Page and application data records
BEGIN
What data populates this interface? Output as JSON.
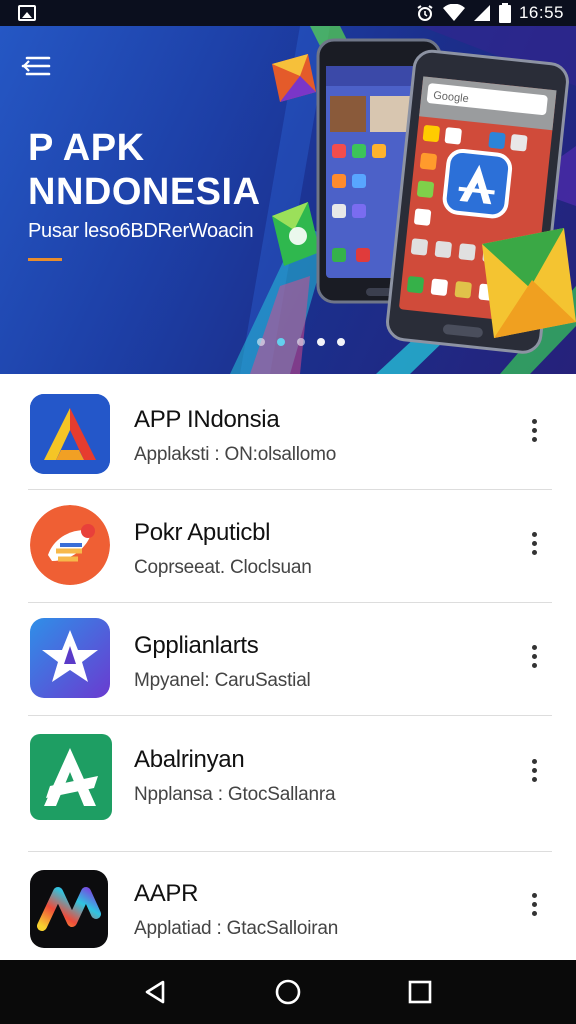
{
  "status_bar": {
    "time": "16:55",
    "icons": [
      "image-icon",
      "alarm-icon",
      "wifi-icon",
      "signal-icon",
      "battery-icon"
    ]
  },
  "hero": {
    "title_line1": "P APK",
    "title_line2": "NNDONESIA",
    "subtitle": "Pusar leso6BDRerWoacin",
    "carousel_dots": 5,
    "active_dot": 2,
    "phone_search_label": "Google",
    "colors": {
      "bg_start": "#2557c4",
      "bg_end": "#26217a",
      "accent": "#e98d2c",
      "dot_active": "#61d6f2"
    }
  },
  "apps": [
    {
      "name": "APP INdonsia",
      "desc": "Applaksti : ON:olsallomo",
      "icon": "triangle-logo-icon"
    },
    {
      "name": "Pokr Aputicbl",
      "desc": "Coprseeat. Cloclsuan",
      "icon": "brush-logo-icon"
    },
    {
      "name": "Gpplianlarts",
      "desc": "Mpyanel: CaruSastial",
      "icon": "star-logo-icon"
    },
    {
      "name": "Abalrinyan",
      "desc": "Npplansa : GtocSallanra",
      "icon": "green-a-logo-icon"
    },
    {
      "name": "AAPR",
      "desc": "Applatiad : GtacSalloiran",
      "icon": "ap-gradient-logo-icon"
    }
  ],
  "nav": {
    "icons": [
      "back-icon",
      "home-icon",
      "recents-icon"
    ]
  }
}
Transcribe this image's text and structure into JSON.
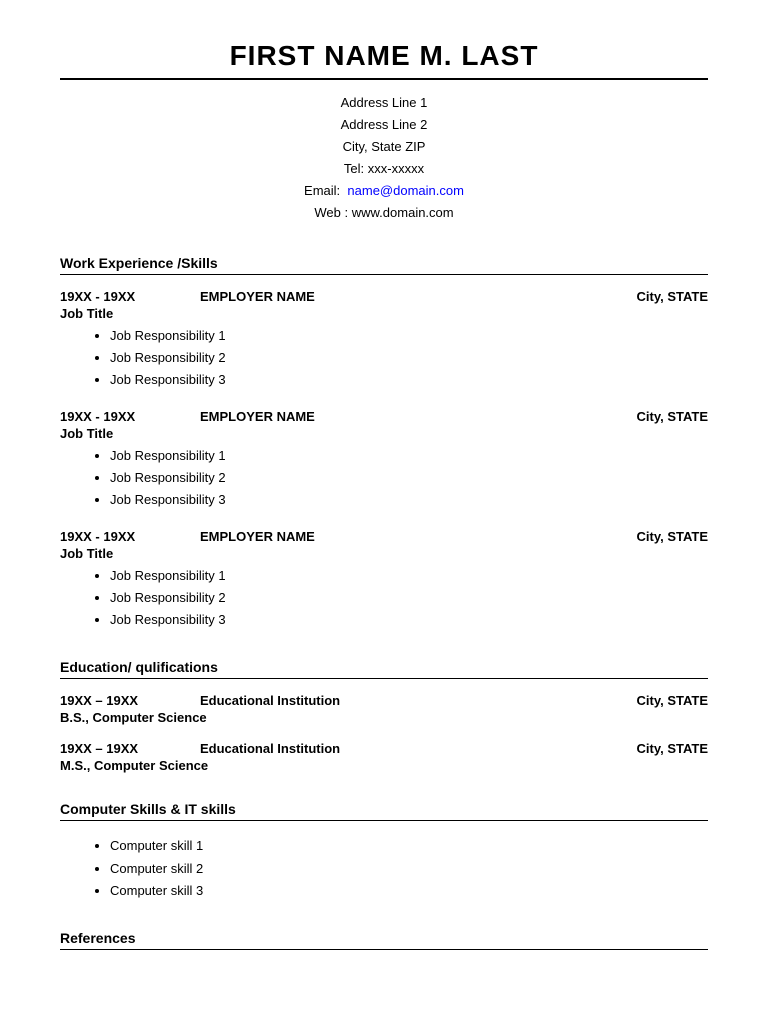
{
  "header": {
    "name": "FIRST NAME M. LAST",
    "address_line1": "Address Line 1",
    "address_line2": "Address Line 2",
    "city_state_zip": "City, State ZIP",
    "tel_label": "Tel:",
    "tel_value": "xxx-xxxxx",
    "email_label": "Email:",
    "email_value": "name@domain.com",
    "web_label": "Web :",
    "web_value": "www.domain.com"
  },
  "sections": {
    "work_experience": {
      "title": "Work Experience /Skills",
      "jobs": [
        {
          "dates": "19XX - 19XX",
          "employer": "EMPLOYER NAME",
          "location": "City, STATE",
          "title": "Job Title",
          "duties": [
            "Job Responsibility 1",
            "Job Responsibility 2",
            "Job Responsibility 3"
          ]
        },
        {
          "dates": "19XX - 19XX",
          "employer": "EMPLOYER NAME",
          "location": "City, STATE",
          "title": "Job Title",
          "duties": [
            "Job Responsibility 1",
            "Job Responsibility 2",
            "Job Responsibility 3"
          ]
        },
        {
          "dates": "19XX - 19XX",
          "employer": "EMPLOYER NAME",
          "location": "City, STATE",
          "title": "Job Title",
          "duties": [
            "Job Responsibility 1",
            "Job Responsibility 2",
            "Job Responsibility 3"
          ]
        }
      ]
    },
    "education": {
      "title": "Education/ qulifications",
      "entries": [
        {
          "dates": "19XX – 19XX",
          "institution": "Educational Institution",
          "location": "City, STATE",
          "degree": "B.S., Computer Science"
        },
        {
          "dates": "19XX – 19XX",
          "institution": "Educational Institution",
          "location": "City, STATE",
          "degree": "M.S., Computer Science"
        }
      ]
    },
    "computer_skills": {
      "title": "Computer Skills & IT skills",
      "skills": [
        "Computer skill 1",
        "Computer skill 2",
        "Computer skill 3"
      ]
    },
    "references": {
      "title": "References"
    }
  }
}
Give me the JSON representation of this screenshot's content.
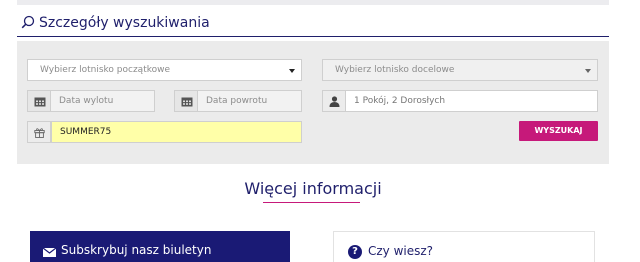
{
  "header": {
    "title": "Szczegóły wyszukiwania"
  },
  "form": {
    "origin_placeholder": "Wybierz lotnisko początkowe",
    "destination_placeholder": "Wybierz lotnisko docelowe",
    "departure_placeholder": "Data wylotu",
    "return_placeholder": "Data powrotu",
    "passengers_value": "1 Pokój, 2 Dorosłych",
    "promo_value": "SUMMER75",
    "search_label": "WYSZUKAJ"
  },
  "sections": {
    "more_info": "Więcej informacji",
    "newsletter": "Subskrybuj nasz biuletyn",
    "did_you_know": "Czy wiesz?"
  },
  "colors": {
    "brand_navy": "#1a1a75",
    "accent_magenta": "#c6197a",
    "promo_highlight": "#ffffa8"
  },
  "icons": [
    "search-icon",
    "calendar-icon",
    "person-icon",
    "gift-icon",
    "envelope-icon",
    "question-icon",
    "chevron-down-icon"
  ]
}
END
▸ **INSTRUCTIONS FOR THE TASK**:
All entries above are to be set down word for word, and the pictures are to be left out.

▸ **YOUR SOLUTION**:
What data populates this interface? Output as JSON.
{
  "status_bar": {
    "time": "16:55",
    "icons": [
      "image-icon",
      "alarm-icon",
      "wifi-icon",
      "signal-icon",
      "battery-icon"
    ]
  },
  "hero": {
    "title_line1": "P APK",
    "title_line2": "NNDONESIA",
    "subtitle": "Pusar leso6BDRerWoacin",
    "carousel_dots": 5,
    "active_dot": 2,
    "phone_search_label": "Google",
    "colors": {
      "bg_start": "#2557c4",
      "bg_end": "#26217a",
      "accent": "#e98d2c",
      "dot_active": "#61d6f2"
    }
  },
  "apps": [
    {
      "name": "APP INdonsia",
      "desc": "Applaksti : ON:olsallomo",
      "icon": "triangle-logo-icon"
    },
    {
      "name": "Pokr Aputicbl",
      "desc": "Coprseeat. Cloclsuan",
      "icon": "brush-logo-icon"
    },
    {
      "name": "Gpplianlarts",
      "desc": "Mpyanel: CaruSastial",
      "icon": "star-logo-icon"
    },
    {
      "name": "Abalrinyan",
      "desc": "Npplansa : GtocSallanra",
      "icon": "green-a-logo-icon"
    },
    {
      "name": "AAPR",
      "desc": "Applatiad : GtacSalloiran",
      "icon": "ap-gradient-logo-icon"
    }
  ],
  "nav": {
    "icons": [
      "back-icon",
      "home-icon",
      "recents-icon"
    ]
  }
}
Transcribe this image's text and structure into JSON.
{
  "header": {
    "name": "FIRST NAME M. LAST",
    "address_line1": "Address Line 1",
    "address_line2": "Address Line 2",
    "city_state_zip": "City, State ZIP",
    "tel_label": "Tel:",
    "tel_value": "xxx-xxxxx",
    "email_label": "Email:",
    "email_value": "name@domain.com",
    "web_label": "Web :",
    "web_value": "www.domain.com"
  },
  "sections": {
    "work_experience": {
      "title": "Work Experience /Skills",
      "jobs": [
        {
          "dates": "19XX - 19XX",
          "employer": "EMPLOYER NAME",
          "location": "City, STATE",
          "title": "Job Title",
          "duties": [
            "Job Responsibility 1",
            "Job Responsibility 2",
            "Job Responsibility 3"
          ]
        },
        {
          "dates": "19XX - 19XX",
          "employer": "EMPLOYER NAME",
          "location": "City, STATE",
          "title": "Job Title",
          "duties": [
            "Job Responsibility 1",
            "Job Responsibility 2",
            "Job Responsibility 3"
          ]
        },
        {
          "dates": "19XX - 19XX",
          "employer": "EMPLOYER NAME",
          "location": "City, STATE",
          "title": "Job Title",
          "duties": [
            "Job Responsibility 1",
            "Job Responsibility 2",
            "Job Responsibility 3"
          ]
        }
      ]
    },
    "education": {
      "title": "Education/ qulifications",
      "entries": [
        {
          "dates": "19XX – 19XX",
          "institution": "Educational Institution",
          "location": "City, STATE",
          "degree": "B.S., Computer Science"
        },
        {
          "dates": "19XX – 19XX",
          "institution": "Educational Institution",
          "location": "City, STATE",
          "degree": "M.S., Computer Science"
        }
      ]
    },
    "computer_skills": {
      "title": "Computer Skills & IT skills",
      "skills": [
        "Computer skill 1",
        "Computer skill 2",
        "Computer skill 3"
      ]
    },
    "references": {
      "title": "References"
    }
  }
}
Give me the JSON representation of this screenshot's content.
{
  "header": {
    "title": "Szczegóły wyszukiwania"
  },
  "form": {
    "origin_placeholder": "Wybierz lotnisko początkowe",
    "destination_placeholder": "Wybierz lotnisko docelowe",
    "departure_placeholder": "Data wylotu",
    "return_placeholder": "Data powrotu",
    "passengers_value": "1 Pokój, 2 Dorosłych",
    "promo_value": "SUMMER75",
    "search_label": "WYSZUKAJ"
  },
  "sections": {
    "more_info": "Więcej informacji",
    "newsletter": "Subskrybuj nasz biuletyn",
    "did_you_know": "Czy wiesz?"
  },
  "colors": {
    "brand_navy": "#1a1a75",
    "accent_magenta": "#c6197a",
    "promo_highlight": "#ffffa8"
  },
  "icons": [
    "search-icon",
    "calendar-icon",
    "person-icon",
    "gift-icon",
    "envelope-icon",
    "question-icon",
    "chevron-down-icon"
  ]
}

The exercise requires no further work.